- _WHAT THE TASK REQUIRES_
Keep the pictures out and restate every record exactly.

━━━━━━━━━━

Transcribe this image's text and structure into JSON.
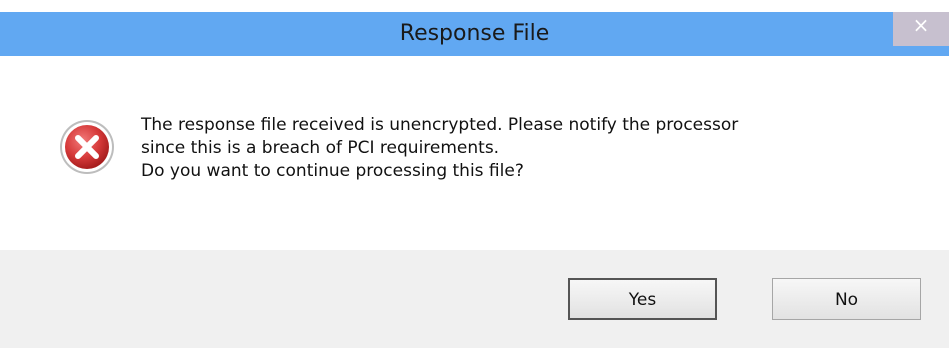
{
  "dialog": {
    "title": "Response File",
    "close_glyph": "×",
    "message_lines": [
      "The response file received is unencrypted. Please notify the processor",
      "since this is a breach of PCI requirements.",
      "Do you want to continue processing this file?"
    ],
    "icon": "error-icon",
    "buttons": {
      "yes": "Yes",
      "no": "No"
    },
    "colors": {
      "titlebar": "#61a8f2",
      "close_button": "#c7c0cf",
      "error_red": "#d63a3a",
      "footer": "#f0f0f0"
    }
  }
}
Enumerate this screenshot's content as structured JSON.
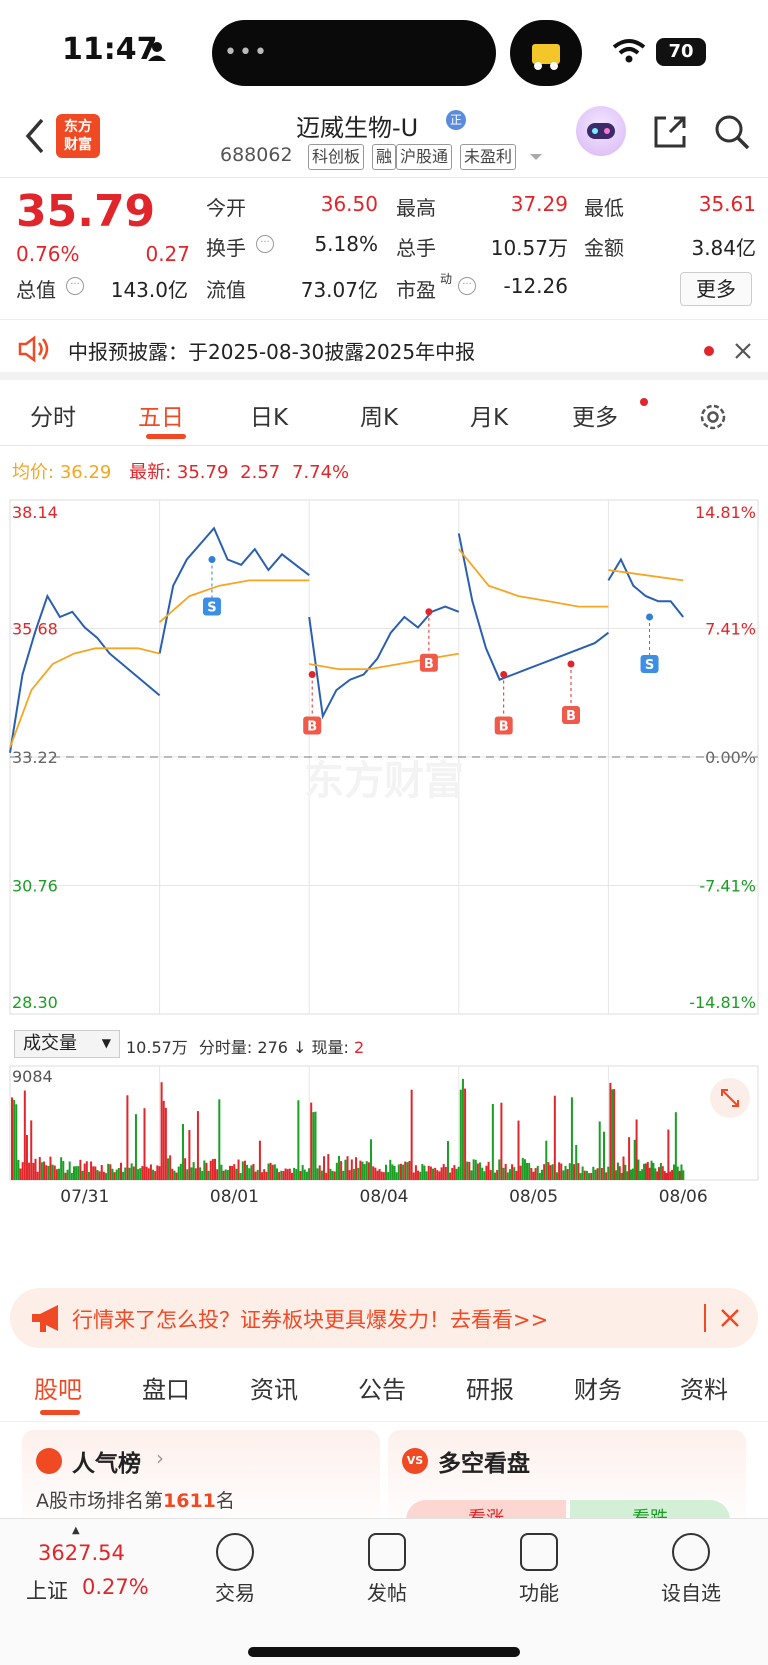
{
  "status_bar": {
    "time": "11:47",
    "battery": "70"
  },
  "header": {
    "logo_text": "东方\n财富",
    "name": "迈威生物-U",
    "code": "688062",
    "tags": [
      "科创板",
      "融",
      "沪股通",
      "未盈利"
    ]
  },
  "quote": {
    "price": "35.79",
    "change_pct": "0.76%",
    "change": "0.27",
    "rows": [
      [
        {
          "label": "今开",
          "value": "36.50",
          "color": "red"
        },
        {
          "label": "最高",
          "value": "37.29",
          "color": "red"
        },
        {
          "label": "最低",
          "value": "35.61",
          "color": "red"
        }
      ],
      [
        {
          "label": "换手",
          "value": "5.18%",
          "color": "black"
        },
        {
          "label": "总手",
          "value": "10.57万",
          "color": "black"
        },
        {
          "label": "金额",
          "value": "3.84亿",
          "color": "black"
        }
      ],
      [
        {
          "label": "流值",
          "value": "73.07亿",
          "color": "black"
        },
        {
          "label": "市盈",
          "value": "-12.26",
          "color": "black"
        }
      ]
    ],
    "total_value_label": "总值",
    "total_value": "143.0亿",
    "pe_sup": "动",
    "more": "更多"
  },
  "notice": {
    "text": "中报预披露：于2025-08-30披露2025年中报"
  },
  "tabs": [
    "分时",
    "五日",
    "日K",
    "周K",
    "月K",
    "更多"
  ],
  "active_tab": "五日",
  "chart_info": {
    "avg_label": "均价:",
    "avg_value": "36.29",
    "latest_label": "最新:",
    "latest_value": "35.79",
    "latest_change": "2.57",
    "latest_pct": "7.74%"
  },
  "chart_data": {
    "type": "line",
    "y_left_ticks": [
      "38.14",
      "35.68",
      "33.22",
      "30.76",
      "28.30"
    ],
    "y_right_ticks": [
      "14.81%",
      "7.41%",
      "0.00%",
      "-7.41%",
      "-14.81%"
    ],
    "ylim": [
      28.3,
      38.14
    ],
    "baseline": 33.22,
    "x_labels": [
      "07/31",
      "08/01",
      "08/04",
      "08/05",
      "08/06"
    ],
    "series": [
      {
        "name": "",
        "color": "#2a5fb0",
        "values": [
          [
            33.3,
            34.8,
            35.6,
            36.3,
            35.9,
            36.0,
            35.7,
            35.5,
            35.2,
            35.0,
            34.8,
            34.6,
            34.4
          ],
          [
            35.2,
            36.5,
            37.0,
            37.3,
            37.6,
            37.0,
            36.9,
            37.2,
            36.8,
            37.1,
            36.9,
            36.7
          ],
          [
            35.9,
            34.0,
            34.5,
            34.7,
            34.8,
            35.1,
            35.6,
            35.9,
            35.7,
            36.0,
            36.1,
            36.0
          ],
          [
            37.5,
            36.2,
            35.3,
            34.7,
            34.8,
            34.9,
            35.0,
            35.1,
            35.2,
            35.3,
            35.4,
            35.6
          ],
          [
            36.6,
            37.0,
            36.5,
            36.3,
            36.2,
            36.2,
            35.9
          ]
        ]
      },
      {
        "name": "",
        "color": "#f5a623",
        "values": [
          [
            33.4,
            34.5,
            35.0,
            35.2,
            35.3,
            35.3,
            35.3,
            35.2
          ],
          [
            35.8,
            36.3,
            36.5,
            36.6,
            36.6,
            36.6
          ],
          [
            35.0,
            34.9,
            34.9,
            35.0,
            35.1,
            35.2
          ],
          [
            37.2,
            36.5,
            36.3,
            36.2,
            36.1,
            36.1
          ],
          [
            36.8,
            36.7,
            36.6
          ]
        ]
      }
    ],
    "markers": [
      {
        "label": "S",
        "type": "sell"
      },
      {
        "label": "B",
        "type": "buy"
      },
      {
        "label": "B",
        "type": "buy"
      },
      {
        "label": "B",
        "type": "buy"
      },
      {
        "label": "B",
        "type": "buy"
      },
      {
        "label": "S",
        "type": "sell"
      }
    ],
    "volume": {
      "label": "成交量",
      "total": "10.57万",
      "fenshi_label": "分时量: 276",
      "now_label": "现量:",
      "now_value": "2",
      "max": "9084",
      "peaks": [
        8200,
        8900,
        4200,
        8400,
        9084,
        3800,
        4500,
        3200,
        6600,
        3000,
        2000
      ]
    }
  },
  "ad_banner": {
    "text": "行情来了怎么投？证券板块更具爆发力！去看看>>"
  },
  "sub_tabs": [
    "股吧",
    "盘口",
    "资讯",
    "公告",
    "研报",
    "财务",
    "资料"
  ],
  "cards": {
    "left_title": "人气榜",
    "left_sub_prefix": "A股市场排名第",
    "left_rank": "1611",
    "left_sub_suffix": "名",
    "right_title": "多空看盘",
    "right_bull": "看涨",
    "right_bear": "看跌"
  },
  "bottom_nav": {
    "index_value": "3627.54",
    "index_name": "上证",
    "index_pct": "0.27%",
    "items": [
      "交易",
      "发帖",
      "功能",
      "设自选"
    ]
  },
  "colors": {
    "up": "#e0262a",
    "down": "#1a9e24",
    "accent": "#f04a24",
    "price_line": "#2a5fb0",
    "avg_line": "#f5a623"
  }
}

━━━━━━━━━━

- _ANSWER TO THIS TASK_
Transcribe this image's text and structure into JSON.
{
  "dialog": {
    "title": "Response File",
    "close_glyph": "×",
    "message_lines": [
      "The response file received is unencrypted. Please notify the processor",
      "since this is a breach of PCI requirements.",
      "Do you want to continue processing this file?"
    ],
    "icon": "error-icon",
    "buttons": {
      "yes": "Yes",
      "no": "No"
    },
    "colors": {
      "titlebar": "#61a8f2",
      "close_button": "#c7c0cf",
      "error_red": "#d63a3a",
      "footer": "#f0f0f0"
    }
  }
}
Enumerate this screenshot's content as structured JSON.
{
  "status_bar": {
    "time": "11:47",
    "battery": "70"
  },
  "header": {
    "logo_text": "东方\n财富",
    "name": "迈威生物-U",
    "code": "688062",
    "tags": [
      "科创板",
      "融",
      "沪股通",
      "未盈利"
    ]
  },
  "quote": {
    "price": "35.79",
    "change_pct": "0.76%",
    "change": "0.27",
    "rows": [
      [
        {
          "label": "今开",
          "value": "36.50",
          "color": "red"
        },
        {
          "label": "最高",
          "value": "37.29",
          "color": "red"
        },
        {
          "label": "最低",
          "value": "35.61",
          "color": "red"
        }
      ],
      [
        {
          "label": "换手",
          "value": "5.18%",
          "color": "black"
        },
        {
          "label": "总手",
          "value": "10.57万",
          "color": "black"
        },
        {
          "label": "金额",
          "value": "3.84亿",
          "color": "black"
        }
      ],
      [
        {
          "label": "流值",
          "value": "73.07亿",
          "color": "black"
        },
        {
          "label": "市盈",
          "value": "-12.26",
          "color": "black"
        }
      ]
    ],
    "total_value_label": "总值",
    "total_value": "143.0亿",
    "pe_sup": "动",
    "more": "更多"
  },
  "notice": {
    "text": "中报预披露：于2025-08-30披露2025年中报"
  },
  "tabs": [
    "分时",
    "五日",
    "日K",
    "周K",
    "月K",
    "更多"
  ],
  "active_tab": "五日",
  "chart_info": {
    "avg_label": "均价:",
    "avg_value": "36.29",
    "latest_label": "最新:",
    "latest_value": "35.79",
    "latest_change": "2.57",
    "latest_pct": "7.74%"
  },
  "chart_data": {
    "type": "line",
    "y_left_ticks": [
      "38.14",
      "35.68",
      "33.22",
      "30.76",
      "28.30"
    ],
    "y_right_ticks": [
      "14.81%",
      "7.41%",
      "0.00%",
      "-7.41%",
      "-14.81%"
    ],
    "ylim": [
      28.3,
      38.14
    ],
    "baseline": 33.22,
    "x_labels": [
      "07/31",
      "08/01",
      "08/04",
      "08/05",
      "08/06"
    ],
    "series": [
      {
        "name": "",
        "color": "#2a5fb0",
        "values": [
          [
            33.3,
            34.8,
            35.6,
            36.3,
            35.9,
            36.0,
            35.7,
            35.5,
            35.2,
            35.0,
            34.8,
            34.6,
            34.4
          ],
          [
            35.2,
            36.5,
            37.0,
            37.3,
            37.6,
            37.0,
            36.9,
            37.2,
            36.8,
            37.1,
            36.9,
            36.7
          ],
          [
            35.9,
            34.0,
            34.5,
            34.7,
            34.8,
            35.1,
            35.6,
            35.9,
            35.7,
            36.0,
            36.1,
            36.0
          ],
          [
            37.5,
            36.2,
            35.3,
            34.7,
            34.8,
            34.9,
            35.0,
            35.1,
            35.2,
            35.3,
            35.4,
            35.6
          ],
          [
            36.6,
            37.0,
            36.5,
            36.3,
            36.2,
            36.2,
            35.9
          ]
        ]
      },
      {
        "name": "",
        "color": "#f5a623",
        "values": [
          [
            33.4,
            34.5,
            35.0,
            35.2,
            35.3,
            35.3,
            35.3,
            35.2
          ],
          [
            35.8,
            36.3,
            36.5,
            36.6,
            36.6,
            36.6
          ],
          [
            35.0,
            34.9,
            34.9,
            35.0,
            35.1,
            35.2
          ],
          [
            37.2,
            36.5,
            36.3,
            36.2,
            36.1,
            36.1
          ],
          [
            36.8,
            36.7,
            36.6
          ]
        ]
      }
    ],
    "markers": [
      {
        "label": "S",
        "type": "sell"
      },
      {
        "label": "B",
        "type": "buy"
      },
      {
        "label": "B",
        "type": "buy"
      },
      {
        "label": "B",
        "type": "buy"
      },
      {
        "label": "B",
        "type": "buy"
      },
      {
        "label": "S",
        "type": "sell"
      }
    ],
    "volume": {
      "label": "成交量",
      "total": "10.57万",
      "fenshi_label": "分时量: 276",
      "now_label": "现量:",
      "now_value": "2",
      "max": "9084",
      "peaks": [
        8200,
        8900,
        4200,
        8400,
        9084,
        3800,
        4500,
        3200,
        6600,
        3000,
        2000
      ]
    }
  },
  "ad_banner": {
    "text": "行情来了怎么投？证券板块更具爆发力！去看看>>"
  },
  "sub_tabs": [
    "股吧",
    "盘口",
    "资讯",
    "公告",
    "研报",
    "财务",
    "资料"
  ],
  "cards": {
    "left_title": "人气榜",
    "left_sub_prefix": "A股市场排名第",
    "left_rank": "1611",
    "left_sub_suffix": "名",
    "right_title": "多空看盘",
    "right_bull": "看涨",
    "right_bear": "看跌"
  },
  "bottom_nav": {
    "index_value": "3627.54",
    "index_name": "上证",
    "index_pct": "0.27%",
    "items": [
      "交易",
      "发帖",
      "功能",
      "设自选"
    ]
  },
  "colors": {
    "up": "#e0262a",
    "down": "#1a9e24",
    "accent": "#f04a24",
    "price_line": "#2a5fb0",
    "avg_line": "#f5a623"
  }
}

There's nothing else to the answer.